Cortney Lamar Charleston

Sonic & Knuckles (1994)

 

for C. Latrell

 

Sonic is a hedgehog: a blur, a ball of the bluest energy.
Knuckles is an echidna: he’s a blood-red climber of rocks.
I’m the first born, like a ghost of my father in childhood.
He’s the second born, blessed with my mother’s mouth.

Knuckles is the echidna, a blood-red climber of rocks;
Sonic is known for speed—he’s my proto-protagonist,
but am I for the boy blessed with my mother’s mouth?
He, more likely than me, moves towards his knuckles.

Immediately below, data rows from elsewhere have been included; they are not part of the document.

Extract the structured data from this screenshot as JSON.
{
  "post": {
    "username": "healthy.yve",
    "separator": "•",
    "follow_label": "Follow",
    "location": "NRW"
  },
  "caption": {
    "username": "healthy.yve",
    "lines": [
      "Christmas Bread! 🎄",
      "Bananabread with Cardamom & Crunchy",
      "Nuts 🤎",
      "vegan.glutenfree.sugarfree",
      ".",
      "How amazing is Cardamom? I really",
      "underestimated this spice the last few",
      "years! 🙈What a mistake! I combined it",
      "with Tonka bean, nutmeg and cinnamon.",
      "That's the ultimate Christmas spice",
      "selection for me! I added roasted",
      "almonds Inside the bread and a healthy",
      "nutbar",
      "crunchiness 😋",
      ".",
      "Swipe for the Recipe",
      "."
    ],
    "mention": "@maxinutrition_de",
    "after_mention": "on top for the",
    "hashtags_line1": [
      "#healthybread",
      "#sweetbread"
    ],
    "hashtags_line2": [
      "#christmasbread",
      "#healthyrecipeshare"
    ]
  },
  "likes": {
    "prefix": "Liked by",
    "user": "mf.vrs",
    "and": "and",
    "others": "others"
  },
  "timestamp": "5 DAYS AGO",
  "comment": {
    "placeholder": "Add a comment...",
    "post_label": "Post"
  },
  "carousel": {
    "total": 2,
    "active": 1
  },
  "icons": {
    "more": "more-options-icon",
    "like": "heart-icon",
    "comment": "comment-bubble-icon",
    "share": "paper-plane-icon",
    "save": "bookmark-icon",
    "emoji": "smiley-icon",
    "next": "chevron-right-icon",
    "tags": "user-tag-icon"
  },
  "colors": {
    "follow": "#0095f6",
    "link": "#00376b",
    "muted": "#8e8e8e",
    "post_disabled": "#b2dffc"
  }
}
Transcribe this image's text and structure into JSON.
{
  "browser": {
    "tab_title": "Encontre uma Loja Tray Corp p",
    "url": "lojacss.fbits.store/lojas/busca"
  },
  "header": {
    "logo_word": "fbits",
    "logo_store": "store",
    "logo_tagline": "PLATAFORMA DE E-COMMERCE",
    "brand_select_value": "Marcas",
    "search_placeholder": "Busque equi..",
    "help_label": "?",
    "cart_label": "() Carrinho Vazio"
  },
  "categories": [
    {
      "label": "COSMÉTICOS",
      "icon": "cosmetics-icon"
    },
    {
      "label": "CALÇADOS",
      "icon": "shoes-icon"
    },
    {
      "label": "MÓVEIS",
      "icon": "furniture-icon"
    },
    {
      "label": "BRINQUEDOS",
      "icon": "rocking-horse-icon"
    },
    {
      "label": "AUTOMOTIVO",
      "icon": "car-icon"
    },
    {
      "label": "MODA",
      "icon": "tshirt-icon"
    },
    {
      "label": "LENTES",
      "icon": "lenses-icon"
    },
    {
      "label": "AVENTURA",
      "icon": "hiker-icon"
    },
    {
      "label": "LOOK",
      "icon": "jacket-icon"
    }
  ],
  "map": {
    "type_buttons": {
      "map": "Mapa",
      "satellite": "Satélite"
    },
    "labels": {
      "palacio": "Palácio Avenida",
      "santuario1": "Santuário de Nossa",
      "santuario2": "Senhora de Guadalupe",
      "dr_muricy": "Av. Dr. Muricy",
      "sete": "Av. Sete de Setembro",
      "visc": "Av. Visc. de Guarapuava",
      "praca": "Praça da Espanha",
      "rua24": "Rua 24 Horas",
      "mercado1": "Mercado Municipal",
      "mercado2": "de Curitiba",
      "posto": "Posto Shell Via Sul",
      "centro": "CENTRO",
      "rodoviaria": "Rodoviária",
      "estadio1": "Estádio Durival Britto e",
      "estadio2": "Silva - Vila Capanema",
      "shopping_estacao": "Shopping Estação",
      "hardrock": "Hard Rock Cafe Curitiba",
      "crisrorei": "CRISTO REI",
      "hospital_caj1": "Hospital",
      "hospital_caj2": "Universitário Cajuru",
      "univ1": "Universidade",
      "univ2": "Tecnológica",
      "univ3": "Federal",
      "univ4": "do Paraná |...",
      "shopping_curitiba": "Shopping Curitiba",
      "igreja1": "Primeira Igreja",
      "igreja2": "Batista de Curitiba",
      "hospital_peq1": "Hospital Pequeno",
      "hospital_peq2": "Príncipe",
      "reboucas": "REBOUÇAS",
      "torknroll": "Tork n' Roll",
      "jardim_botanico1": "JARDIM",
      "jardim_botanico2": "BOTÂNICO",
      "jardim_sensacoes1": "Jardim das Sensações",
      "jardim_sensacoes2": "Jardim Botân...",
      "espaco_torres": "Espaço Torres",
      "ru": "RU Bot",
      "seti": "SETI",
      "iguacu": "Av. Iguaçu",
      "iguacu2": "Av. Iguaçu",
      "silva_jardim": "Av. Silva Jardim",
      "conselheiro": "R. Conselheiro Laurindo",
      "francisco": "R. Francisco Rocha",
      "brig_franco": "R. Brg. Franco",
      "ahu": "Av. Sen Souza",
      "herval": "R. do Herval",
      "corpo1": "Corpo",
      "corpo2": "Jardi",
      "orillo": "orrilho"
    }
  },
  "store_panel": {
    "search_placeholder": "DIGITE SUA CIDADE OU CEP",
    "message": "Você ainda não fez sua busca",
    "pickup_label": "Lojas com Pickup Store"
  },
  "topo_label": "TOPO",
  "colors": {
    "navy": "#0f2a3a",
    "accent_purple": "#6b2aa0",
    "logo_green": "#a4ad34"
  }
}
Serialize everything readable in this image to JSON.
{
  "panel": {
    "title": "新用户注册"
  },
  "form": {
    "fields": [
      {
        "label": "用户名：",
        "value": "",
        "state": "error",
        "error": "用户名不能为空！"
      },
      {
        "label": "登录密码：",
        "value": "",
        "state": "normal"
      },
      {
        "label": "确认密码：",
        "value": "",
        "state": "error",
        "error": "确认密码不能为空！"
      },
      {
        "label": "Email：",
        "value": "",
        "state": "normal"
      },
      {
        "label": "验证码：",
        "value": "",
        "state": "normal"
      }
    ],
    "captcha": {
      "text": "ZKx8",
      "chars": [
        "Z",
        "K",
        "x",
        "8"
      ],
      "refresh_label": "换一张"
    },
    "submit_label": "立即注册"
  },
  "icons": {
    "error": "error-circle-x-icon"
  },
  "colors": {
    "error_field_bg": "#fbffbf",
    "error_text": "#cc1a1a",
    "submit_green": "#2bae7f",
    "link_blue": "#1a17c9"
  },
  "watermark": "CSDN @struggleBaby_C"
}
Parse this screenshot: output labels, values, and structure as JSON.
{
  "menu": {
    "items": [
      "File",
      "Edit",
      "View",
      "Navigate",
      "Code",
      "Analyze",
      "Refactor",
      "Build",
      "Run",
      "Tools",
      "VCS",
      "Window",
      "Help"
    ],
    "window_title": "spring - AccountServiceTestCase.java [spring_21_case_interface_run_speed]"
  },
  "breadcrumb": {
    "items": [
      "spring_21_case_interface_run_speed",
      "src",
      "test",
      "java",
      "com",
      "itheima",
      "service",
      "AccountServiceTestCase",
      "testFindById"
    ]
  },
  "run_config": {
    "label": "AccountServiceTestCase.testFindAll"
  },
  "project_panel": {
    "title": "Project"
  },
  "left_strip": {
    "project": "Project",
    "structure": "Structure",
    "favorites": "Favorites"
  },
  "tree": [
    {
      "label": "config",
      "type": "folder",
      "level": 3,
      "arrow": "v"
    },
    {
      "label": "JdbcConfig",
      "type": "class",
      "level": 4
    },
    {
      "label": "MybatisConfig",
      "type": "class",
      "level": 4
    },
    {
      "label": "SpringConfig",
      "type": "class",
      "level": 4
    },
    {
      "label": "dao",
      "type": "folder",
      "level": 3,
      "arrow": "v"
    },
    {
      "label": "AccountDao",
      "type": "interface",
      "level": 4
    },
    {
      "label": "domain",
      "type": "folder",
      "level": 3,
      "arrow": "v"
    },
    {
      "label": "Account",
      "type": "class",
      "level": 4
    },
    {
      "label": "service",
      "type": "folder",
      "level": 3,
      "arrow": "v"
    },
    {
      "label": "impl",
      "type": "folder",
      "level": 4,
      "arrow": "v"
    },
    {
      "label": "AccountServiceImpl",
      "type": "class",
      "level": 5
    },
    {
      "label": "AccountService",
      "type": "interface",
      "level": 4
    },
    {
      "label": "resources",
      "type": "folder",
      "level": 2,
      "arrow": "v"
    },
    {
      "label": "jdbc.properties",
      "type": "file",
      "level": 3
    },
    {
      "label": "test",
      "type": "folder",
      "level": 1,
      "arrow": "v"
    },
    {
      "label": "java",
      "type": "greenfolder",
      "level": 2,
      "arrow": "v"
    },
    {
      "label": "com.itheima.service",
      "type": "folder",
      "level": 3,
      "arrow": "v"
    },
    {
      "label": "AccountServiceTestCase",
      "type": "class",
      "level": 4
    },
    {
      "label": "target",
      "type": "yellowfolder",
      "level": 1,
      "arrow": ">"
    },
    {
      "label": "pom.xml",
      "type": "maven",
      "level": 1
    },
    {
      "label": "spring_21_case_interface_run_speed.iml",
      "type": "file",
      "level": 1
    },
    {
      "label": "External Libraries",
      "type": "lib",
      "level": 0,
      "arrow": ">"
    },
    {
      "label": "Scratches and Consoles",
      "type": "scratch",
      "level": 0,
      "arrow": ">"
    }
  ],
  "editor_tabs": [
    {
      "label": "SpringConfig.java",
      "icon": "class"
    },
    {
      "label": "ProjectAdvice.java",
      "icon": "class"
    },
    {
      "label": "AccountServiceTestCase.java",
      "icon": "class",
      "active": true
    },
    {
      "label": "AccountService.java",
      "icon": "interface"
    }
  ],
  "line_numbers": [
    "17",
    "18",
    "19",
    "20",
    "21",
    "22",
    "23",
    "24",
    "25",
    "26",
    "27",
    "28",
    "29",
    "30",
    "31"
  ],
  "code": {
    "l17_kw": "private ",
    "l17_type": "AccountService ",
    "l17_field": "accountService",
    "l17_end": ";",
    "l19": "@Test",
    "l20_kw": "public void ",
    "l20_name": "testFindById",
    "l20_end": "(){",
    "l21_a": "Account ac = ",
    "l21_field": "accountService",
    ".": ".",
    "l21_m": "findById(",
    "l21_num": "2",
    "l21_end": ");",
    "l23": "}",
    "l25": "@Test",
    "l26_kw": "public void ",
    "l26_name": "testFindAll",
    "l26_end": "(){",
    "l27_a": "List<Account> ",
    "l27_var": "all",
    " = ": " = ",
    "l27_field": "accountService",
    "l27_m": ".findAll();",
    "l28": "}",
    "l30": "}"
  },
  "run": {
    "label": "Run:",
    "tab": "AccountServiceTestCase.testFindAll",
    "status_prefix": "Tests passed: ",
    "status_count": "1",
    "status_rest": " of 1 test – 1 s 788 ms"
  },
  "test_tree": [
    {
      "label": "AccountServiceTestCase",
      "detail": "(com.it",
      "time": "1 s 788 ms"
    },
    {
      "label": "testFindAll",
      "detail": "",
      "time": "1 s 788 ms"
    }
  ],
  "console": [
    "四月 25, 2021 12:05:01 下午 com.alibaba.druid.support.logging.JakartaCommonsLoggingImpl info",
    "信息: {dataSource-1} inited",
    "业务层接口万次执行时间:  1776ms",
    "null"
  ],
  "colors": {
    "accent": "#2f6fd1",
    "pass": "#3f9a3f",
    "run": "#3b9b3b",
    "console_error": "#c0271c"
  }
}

Correction: my parents were my real proto-protagonists.
I quickly learned the game, traded obedience for freedom
and I wonder if that pushed him towards his knuckles:
before Shadow the Hedgehog, the kid liked the echidna.

But because I learned how to game obedience for freedom,
I know a shadow, to its sadness, can’t achieve autonomy;
living in shadow has him punching walls like an echidna,
but recall Knuckles wasn’t a real villain, just an anti-Sonic.

Is my shadow the reason he couldn’t achieve autonomy?
When folks say we favor, are they calling him a shadow?
Trust me, he’s not a bad seed, just acting like an anti-Sonic
and as I’m known by my speed to straight-lace, we knuckle.

Being told we favor must feel like getting called a shadow,
like getting pressured to shape your life in another’s image:
the boy known by his speed to straight-lace. So we knuckle,
but we skip out on fists: they’re proxied by clashing pixels.

To relieve pressure, I say shape your life in another image,
but struggle when it’s not an image I think he should own,
and that fight can never be proxied by a clashing of pixels,
so we glitch, our laughter frozen in 16-bits. We hit reset.

I watch him struggle with what images he should disown;
in this way, I become a ghost of my father in fatherhood.
Blood is glitch-prone, so sometimes our eyes will be reset:
why looking through my feelings, Sonic’s energy is red.

Cortney Lamar Charleston is a Cave Canem fellow and author of Telepathologies, selected by D.A. Powell for the 2016 Saturnalia Books Poetry Prize. His poems have appeared in Poetry, New England Review, Gulf Coast, TriQuarterly, River Styx and elsewhere.